Dr. Milton Fried of Atlanta, Georgia, insists that he never set out to be a rebel. "I'm very thin-skinned and hate doing anything than exposes me to criticism - BUT - on the other hand, I'd feel worse not doing what I know to be best for patients.
"I was a resident in a New York hospital when a patient with a blue leg and gangrene of the toes and foot, was scheduled for amputation. When he told us he was going to get chelated instead, we warned him that it was bunk, and advised against it. He got chelated anyhow, and weeks later came back with the leg healed, and just lorded it over us.
"The other docs ignored the whole thing, but I thought 'Hey, wait a minute. There's something to this.' I started studying chelation. That was the easy part. Working up the chutzpah to do it was tough. I knew it meant parting company with the 'respectable' docs, taking a lot of flack, jeopardizing my reputation and income. It was a hard decision - but I had to do it.
"I've never been sorry. I got a lot of 'nachis' - that's Yiddish for 'pride and satisfaction." I'll tell you what makes me mad - all the doctors who come to me for chelation when they get sick - or send their wives, friends, relatives - and never let it be known. They tell me, "I wish I had your nerve." I tell them they're gutless wonders."
The history of the Milton Fried Medical Clinic began in 1954, when Dr Fried opened his office in Suffern, NY, to practice Chiropractic, Physical Therapy, Naturopathy and Nutrition. Dr. Fried had a dream that it would be of great benefit to the public to integrate regular medicine with Naturopathy, Chiropractic, Physical Therapy and Nutrition, and from 1954 to 1959, he attempted to interest local MDs in cooperating with him in integrating care of mutual patients. Dr. Fried found much prejudice against anything but standard MD drug therapy in the MD community at that time. There was also immense hostility and ignorance prevalent in the medical community about other, non MD health professions. Dr. Fried decided, finally, that he would integrate medical care the only way possible for him, by becoming an MD.
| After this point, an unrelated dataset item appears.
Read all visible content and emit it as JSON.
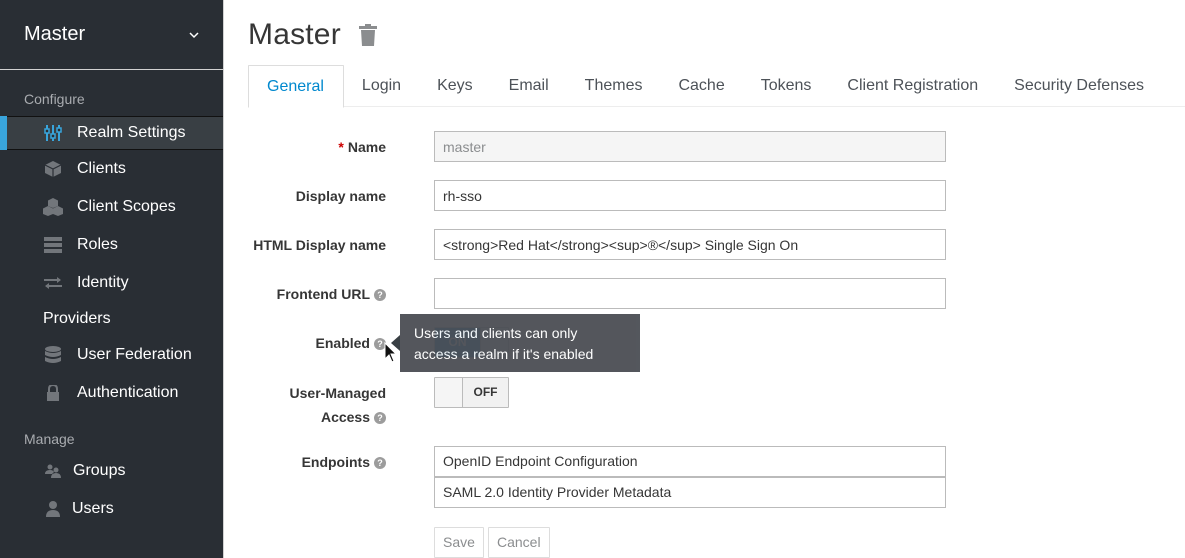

That was easier said than done, but with the help, sacrifice, and encouragement of his wife, Annie, Dr. Fried attended Medical School, completed his MD training and post graduate medical training, and opened, in 1965, what we believe to have been the first, and is today the longest operating Complementary, Alternative, and Integrative Medicine Clinic in the USA. He passed away September 28, 2010.